Injecting the C0–C1 joint is a dying art. For some reason, it’s mostly not taught anymore to new doctors, and there are only a handful of physicians around the country who have injected 100 or more patients at this site. My partner John Schultz and I have easily injected about a thousand each due to the nature of our practice, so we may have the most experience in the number of C0–C1 injections performed. All that experience allows you to recognize when something isn’t quite right. If you look at the image to the left, the green arrows outline the dark contrast dye in the joint, which in this view is an oval. However, the red arrows mark out what concerned me. This seems to be the contrast dye leaking out of the joint and into an area around the upper cervical spinal cord and nerves. The image on the right is a lateral or side view, and it shows the same thing. The green arrows show the contrast in the joint, and the red arrows show where the leakage has now gone, having accumulated in the far front of the spinal column (the patient was face down). I didn’t show the C1–C2 injection, but it demonstrated the same leakage, going so far as to outline the right C2 nerve root.

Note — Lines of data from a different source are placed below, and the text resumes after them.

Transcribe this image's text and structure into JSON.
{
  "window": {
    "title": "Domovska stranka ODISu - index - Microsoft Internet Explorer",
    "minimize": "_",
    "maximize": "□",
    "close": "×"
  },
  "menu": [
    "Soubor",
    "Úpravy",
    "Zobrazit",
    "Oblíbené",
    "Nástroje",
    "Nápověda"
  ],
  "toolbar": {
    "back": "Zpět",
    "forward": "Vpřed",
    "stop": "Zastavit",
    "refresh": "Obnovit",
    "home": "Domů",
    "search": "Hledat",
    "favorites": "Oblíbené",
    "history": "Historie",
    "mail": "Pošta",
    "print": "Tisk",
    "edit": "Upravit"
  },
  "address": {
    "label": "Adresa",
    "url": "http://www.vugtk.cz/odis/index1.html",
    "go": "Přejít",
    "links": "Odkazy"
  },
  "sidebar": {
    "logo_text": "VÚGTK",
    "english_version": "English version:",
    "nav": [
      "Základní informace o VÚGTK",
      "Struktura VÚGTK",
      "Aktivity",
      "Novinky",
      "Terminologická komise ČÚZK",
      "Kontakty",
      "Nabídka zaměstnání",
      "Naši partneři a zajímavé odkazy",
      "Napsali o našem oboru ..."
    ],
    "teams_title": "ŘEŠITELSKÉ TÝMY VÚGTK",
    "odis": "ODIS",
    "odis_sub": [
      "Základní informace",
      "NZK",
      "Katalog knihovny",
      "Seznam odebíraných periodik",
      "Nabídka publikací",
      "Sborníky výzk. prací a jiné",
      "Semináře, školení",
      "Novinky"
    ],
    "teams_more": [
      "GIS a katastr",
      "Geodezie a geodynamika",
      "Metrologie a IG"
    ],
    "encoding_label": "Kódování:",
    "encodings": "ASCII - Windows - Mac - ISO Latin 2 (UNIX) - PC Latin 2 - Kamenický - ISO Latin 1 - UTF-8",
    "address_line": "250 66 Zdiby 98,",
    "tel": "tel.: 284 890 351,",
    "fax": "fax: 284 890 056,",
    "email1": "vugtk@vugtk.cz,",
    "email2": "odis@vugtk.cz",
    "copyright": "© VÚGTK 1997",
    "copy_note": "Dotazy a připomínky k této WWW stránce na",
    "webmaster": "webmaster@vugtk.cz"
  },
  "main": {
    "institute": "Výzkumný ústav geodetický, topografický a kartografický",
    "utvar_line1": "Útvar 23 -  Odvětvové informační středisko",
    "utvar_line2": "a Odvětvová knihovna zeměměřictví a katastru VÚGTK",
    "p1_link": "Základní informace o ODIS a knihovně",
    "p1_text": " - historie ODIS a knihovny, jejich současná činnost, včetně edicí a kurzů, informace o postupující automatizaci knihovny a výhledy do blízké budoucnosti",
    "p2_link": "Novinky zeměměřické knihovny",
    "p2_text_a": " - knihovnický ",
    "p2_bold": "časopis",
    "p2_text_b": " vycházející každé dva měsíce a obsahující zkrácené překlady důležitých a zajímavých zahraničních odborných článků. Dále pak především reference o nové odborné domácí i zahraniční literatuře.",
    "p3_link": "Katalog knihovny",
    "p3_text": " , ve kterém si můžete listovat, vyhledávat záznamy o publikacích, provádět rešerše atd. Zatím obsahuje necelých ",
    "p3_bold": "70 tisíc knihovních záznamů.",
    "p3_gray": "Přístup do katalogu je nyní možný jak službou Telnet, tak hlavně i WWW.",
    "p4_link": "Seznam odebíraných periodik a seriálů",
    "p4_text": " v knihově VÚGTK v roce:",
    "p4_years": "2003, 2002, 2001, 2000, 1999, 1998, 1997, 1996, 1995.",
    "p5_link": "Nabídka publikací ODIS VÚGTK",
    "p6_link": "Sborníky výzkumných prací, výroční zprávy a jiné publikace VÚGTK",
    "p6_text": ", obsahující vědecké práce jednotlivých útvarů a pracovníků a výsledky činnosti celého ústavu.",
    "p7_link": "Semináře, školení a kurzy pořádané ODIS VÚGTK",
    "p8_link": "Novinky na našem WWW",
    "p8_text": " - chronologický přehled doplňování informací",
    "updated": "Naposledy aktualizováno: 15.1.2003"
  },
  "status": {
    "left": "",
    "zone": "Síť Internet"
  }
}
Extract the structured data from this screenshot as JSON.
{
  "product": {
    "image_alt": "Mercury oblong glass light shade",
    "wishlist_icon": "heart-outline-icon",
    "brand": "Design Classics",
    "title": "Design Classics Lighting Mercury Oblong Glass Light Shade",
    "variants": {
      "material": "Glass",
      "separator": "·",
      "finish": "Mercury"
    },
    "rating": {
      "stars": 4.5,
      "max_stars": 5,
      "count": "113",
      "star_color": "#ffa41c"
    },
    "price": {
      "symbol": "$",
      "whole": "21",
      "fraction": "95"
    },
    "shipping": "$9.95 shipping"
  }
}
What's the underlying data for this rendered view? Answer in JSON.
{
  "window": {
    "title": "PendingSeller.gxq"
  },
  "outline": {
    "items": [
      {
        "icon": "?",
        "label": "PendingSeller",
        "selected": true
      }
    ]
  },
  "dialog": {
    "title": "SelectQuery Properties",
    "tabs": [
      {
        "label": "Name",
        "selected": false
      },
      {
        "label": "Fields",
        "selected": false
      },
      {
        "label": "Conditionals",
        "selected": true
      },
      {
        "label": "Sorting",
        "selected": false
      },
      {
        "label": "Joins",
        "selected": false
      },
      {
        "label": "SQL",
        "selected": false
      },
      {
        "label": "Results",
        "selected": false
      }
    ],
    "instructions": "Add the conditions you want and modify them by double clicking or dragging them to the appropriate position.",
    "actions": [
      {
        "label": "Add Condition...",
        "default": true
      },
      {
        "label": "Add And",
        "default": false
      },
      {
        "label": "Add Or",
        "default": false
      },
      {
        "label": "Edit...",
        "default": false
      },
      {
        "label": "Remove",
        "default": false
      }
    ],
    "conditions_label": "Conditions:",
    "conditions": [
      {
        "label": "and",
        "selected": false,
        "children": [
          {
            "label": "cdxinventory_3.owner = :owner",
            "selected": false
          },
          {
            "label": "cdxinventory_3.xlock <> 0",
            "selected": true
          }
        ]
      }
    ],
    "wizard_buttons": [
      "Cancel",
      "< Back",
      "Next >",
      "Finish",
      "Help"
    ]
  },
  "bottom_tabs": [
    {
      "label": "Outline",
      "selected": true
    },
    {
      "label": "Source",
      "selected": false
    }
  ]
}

A High Spinal Is a Bad Day for Everyone
When anesthetic is injected in the upper neck area, it’s possible to get a “high spinal.” This means that some of the nerves that control breathing can get numbed out and the patient loses the ability to breathe. This is a rare complication of an upper neck injection, and it’s one of the reasons contrast is used as if it looks like the medication will come in contact with these nerves, the doctor needs to change the game plan to keep the patient safe. In fact, in all of the many years I have injected the upper neck, I’ve never had a high spinal by injecting the C0–C1 and C1–C2 joints. Even if something like this were to happen, we have the ability in our practice to handle the issue and keep the patient safe while the anesthetic wears off.
In this patient’s injection, I was able to change around anesthetic concentrations and volumes to both achieve my goal of ruling out his upper neck facet joints as painful and avoid a high spinal. However, as I went through that process, I realized that the prolotherapy doctor who had injected these same areas without contrast would never have seen the issue. Had he actually been in the joint (which he likely wasn’t) and injected a prolo solution containing an anesthetic, the patient may have gotten a high spinal and been in danger.
The upshot? We likely have the world’s greatest experience in injecting the upper neck joints. Experience means that you get to play the “which one of these things is not like the other” game at a higher level to keep patients safe. At the same time, if you go to a doctor who wants to inject your spine and doesn’t use contrast to confirm where the medication will go, then find another doctor!